- TCO Development’s recommended maximum emission limits for screens are very low, thus pursuing TCO’s ambitious aim of not additionally increasing current exposure to electromagnetic fields at one’s workplace.
- The TCO standard is not mandatory for Germany.
Just like any other electrical office or household equipment, television and computer screens generate low-frequency electric and magnetic fields.
- These are mainly alternating electric and magnetic fields with a frequency of 50 Hz, which is the regular power supply frequency.
- To a lesser extent, harmonics (multiples of the basic frequency of 50 Hz) also occur.
- Static electric fields and higher-frequency electromagnetic fields up to the kilohertz range are also generated.
- Display tubes (cathode ray tubes) also produce weak X-rays. These, however, are almost completely screened due to the way the tube is constructed.
The intensity of the emitted non-ionising radiation and X-rays is so low that health risks can be ruled out when working at visual displays, and even if several devices are operated in the same room.
Magnetic fields of modern flat screens are considerably smaller

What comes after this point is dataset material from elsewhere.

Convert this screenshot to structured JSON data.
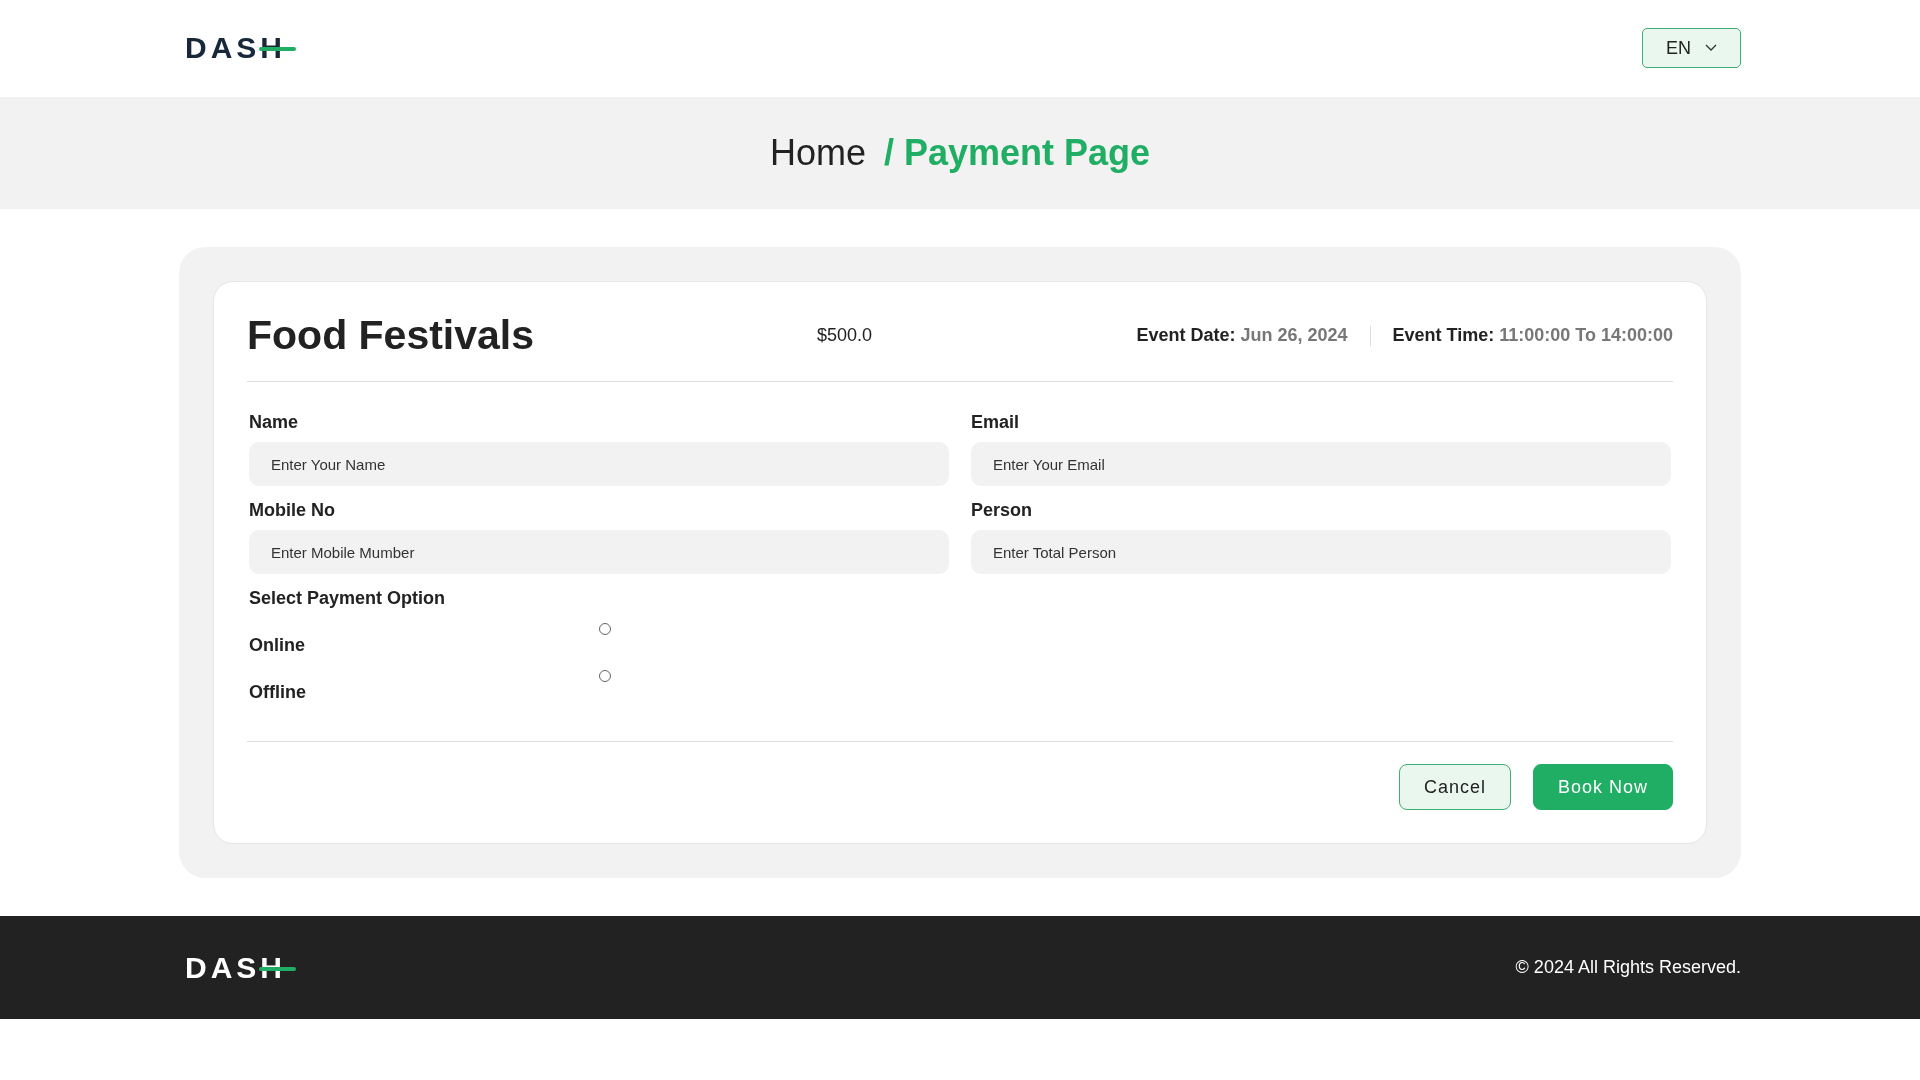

Modern flat screens do not have tubes and due to their design and operating mode they do not emit X-rays, and, moreover, their magnetic fields are considerably weaker than those of tube screens.
Regulations for ergonomic reasons
Up to today, occupational regulations related to work with display screen equipment have been established solely for ergonomic reasons such as
- long-term effects on the worker’s eyes,
- exposure to light,
- design of the workplace when working in a seated position for a long time, and
- psychological effects.
Similar advice should be followed when watching TV. Special attention should be paid to
- the background lighting, and an
- appropriate viewing distance from the screen.
A sufficient viewing distance should be adhered to in order to avoid eye damage. If for instance, the screen is much brighter than the background or if there are light reflections on the screen, the viewer’s eyes are under considerable strain.
As a rule, one can say: The bigger the screen, the longer the viewing distance should be.
TCO Standard for screens
TCO Development (an enterprise founded by TCO, the governing body of the Swedish trade unions for employees) grants approval for office equipment. Approval procedures involve
- energy consumption
- general ecological criteria,
- emissions of electromagnetic fields.
TCO Recommendations for maximum emissions of screens
TCO Development’s recommended maximum emission limits for screens are very low, thus pursuing TCO’s ambitious aim of not additionally increasing current exposure to electromagnetic fields (e.g., from various electric devices) at one’s workplace. This must be appreciated from a precautionary point of view.
The TCO-cachet is regularly updated and adapted to the state of technology. Today it is widespread, and a considerable number of screens adhere to a TCO standard. For further information, see the TCO Development web site.
TCO standard not mandatory for Germany
The TCO standard is not mandatory for Germany. Display screens, like any other electric devices, must adhere to the provisions of Germany’s legislation on product safety. Requirements related to emissions of electric and magnetic fields are contained in DIN regulations.
Additional requirements are included, for example, in ISO standards and concern, among others,
- interference resistance,
- (no) flickering,
- convergence errors, and
- screen colours.
State of 2018.07.20